Halaby, in Arabic, means “from Aleppo,” and references my favorite pepper, the mildly spicy, fruity Aleppo pepper. A major hub for the world’s spice trade since antiquity, Aleppo has been ravaged by Syria’s civil war; its Souk, the largest market of its kind, sadly destroyed. My grandfather’s family was from the nearby Syrian/Lebanon border, and in this area of the world, food traditions run deep. Stories of warm Arabic bread, chunky hummus and fragrant lamb wafting down the hallways of their New York walk-up still weave their way into our holiday dinners, as my uncle entertains us with stories the good old days and the food traditions that glued our family together across oceans and continents.

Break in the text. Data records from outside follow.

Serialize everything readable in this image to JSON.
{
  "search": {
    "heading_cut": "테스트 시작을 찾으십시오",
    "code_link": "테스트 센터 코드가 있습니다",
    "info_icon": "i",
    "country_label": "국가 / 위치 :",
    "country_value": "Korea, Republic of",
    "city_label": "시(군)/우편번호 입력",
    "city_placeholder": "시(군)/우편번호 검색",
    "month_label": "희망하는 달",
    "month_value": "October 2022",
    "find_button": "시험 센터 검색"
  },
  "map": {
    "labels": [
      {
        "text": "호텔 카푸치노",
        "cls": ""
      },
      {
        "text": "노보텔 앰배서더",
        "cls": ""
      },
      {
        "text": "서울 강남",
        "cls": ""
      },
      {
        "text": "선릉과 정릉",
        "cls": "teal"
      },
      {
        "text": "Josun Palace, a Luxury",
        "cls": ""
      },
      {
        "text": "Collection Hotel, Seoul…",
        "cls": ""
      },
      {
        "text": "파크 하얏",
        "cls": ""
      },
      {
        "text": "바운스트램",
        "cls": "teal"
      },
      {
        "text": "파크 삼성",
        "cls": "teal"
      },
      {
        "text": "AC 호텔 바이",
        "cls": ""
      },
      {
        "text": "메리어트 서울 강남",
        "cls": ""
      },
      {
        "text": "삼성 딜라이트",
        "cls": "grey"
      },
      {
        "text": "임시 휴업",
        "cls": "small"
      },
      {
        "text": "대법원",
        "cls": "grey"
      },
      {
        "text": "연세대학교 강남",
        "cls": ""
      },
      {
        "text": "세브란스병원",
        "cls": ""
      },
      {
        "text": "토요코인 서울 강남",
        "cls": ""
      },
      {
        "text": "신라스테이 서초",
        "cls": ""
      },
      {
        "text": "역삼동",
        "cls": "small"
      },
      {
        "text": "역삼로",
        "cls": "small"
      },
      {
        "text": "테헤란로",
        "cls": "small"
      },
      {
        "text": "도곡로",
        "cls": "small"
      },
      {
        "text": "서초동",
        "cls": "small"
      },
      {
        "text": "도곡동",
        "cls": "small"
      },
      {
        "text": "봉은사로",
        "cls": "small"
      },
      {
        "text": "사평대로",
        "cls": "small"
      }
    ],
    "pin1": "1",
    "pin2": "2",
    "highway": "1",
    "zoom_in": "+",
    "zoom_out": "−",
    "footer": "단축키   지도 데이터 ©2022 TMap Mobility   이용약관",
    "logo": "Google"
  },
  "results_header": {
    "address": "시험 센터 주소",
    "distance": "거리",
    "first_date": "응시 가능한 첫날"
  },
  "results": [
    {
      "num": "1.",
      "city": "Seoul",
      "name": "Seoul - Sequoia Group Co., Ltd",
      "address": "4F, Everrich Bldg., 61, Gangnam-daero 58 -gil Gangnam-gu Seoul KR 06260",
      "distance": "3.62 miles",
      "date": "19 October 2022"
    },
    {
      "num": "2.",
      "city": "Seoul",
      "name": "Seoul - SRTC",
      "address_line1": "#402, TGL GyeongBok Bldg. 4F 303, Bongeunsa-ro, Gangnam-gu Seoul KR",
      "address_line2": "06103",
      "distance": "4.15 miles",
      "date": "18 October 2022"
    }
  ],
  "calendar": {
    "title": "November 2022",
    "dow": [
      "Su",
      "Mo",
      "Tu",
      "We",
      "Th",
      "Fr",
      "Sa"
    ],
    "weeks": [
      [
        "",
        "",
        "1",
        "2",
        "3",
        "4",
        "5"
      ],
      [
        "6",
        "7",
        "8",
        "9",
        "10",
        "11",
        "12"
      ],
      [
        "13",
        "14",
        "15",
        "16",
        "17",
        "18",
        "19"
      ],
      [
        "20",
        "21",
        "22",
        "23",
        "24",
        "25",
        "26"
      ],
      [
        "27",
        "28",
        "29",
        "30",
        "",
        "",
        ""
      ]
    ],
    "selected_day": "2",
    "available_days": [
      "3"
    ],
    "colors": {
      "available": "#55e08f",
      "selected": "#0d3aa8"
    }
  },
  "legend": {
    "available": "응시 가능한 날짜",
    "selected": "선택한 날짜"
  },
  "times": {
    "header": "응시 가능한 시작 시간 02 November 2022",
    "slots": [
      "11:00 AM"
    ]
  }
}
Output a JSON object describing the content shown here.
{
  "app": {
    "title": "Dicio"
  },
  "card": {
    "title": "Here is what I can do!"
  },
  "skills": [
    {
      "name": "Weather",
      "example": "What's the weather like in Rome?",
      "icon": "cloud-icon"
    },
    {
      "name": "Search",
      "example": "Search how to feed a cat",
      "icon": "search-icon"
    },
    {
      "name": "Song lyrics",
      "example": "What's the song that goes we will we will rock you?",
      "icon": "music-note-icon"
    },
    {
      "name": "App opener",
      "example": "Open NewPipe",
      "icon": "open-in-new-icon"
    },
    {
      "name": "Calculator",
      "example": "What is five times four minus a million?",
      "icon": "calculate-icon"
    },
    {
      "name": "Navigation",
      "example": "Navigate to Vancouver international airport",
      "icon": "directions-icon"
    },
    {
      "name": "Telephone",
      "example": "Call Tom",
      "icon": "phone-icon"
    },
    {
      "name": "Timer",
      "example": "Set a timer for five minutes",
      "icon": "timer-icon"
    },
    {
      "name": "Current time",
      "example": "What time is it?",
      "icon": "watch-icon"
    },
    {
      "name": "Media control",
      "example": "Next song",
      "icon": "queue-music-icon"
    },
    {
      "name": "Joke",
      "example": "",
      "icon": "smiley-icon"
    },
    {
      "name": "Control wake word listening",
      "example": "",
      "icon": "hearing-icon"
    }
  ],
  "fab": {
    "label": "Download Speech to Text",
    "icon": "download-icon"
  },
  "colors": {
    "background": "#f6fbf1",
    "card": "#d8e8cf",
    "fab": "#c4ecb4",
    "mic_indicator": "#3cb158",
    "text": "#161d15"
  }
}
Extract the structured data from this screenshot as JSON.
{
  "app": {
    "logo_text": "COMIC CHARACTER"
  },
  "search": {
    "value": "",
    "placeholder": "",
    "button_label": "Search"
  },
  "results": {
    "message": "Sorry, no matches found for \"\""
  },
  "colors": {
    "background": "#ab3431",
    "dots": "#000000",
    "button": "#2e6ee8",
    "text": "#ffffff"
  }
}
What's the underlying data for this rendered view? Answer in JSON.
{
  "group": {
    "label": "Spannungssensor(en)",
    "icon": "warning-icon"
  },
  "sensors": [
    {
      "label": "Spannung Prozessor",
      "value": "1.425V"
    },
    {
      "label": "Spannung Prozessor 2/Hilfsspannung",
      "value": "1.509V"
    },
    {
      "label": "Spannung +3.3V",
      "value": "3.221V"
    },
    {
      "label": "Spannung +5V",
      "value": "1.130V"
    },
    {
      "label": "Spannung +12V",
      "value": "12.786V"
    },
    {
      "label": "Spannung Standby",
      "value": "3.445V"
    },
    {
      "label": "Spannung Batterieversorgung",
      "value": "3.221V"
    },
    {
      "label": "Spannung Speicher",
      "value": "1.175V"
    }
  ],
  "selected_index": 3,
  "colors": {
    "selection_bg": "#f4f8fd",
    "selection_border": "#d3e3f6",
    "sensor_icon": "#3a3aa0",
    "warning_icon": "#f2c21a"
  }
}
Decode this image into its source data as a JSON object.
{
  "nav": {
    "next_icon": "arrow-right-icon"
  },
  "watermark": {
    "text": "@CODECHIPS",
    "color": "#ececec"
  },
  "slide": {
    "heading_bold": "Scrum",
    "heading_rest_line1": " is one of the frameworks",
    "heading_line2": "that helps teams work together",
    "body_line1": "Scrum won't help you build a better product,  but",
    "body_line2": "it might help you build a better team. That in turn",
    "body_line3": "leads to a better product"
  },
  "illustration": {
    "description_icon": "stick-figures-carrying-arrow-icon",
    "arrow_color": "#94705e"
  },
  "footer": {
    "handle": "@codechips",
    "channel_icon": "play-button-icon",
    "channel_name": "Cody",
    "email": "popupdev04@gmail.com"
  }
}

The Syrians are passionate about their food, and the Aleppo pepper is a staple in their cuisine. Thanks to brave Syrian farmers who persist on their farms despite the war, and their comrades who have planted Aleppo chile seeds across the border in Turkey, we are still able to experience the deep subtle flavors of this beautiful chile. This blend of Aleppo chiles and Sumac, a citrus-ey berry also native to the Middle East, is a tribute to the resilient and inspiring people of this land. A delicious addition to seafood, chicken and even lamb, it is one of the first spice blends I ever made and will forever be one of my favorites.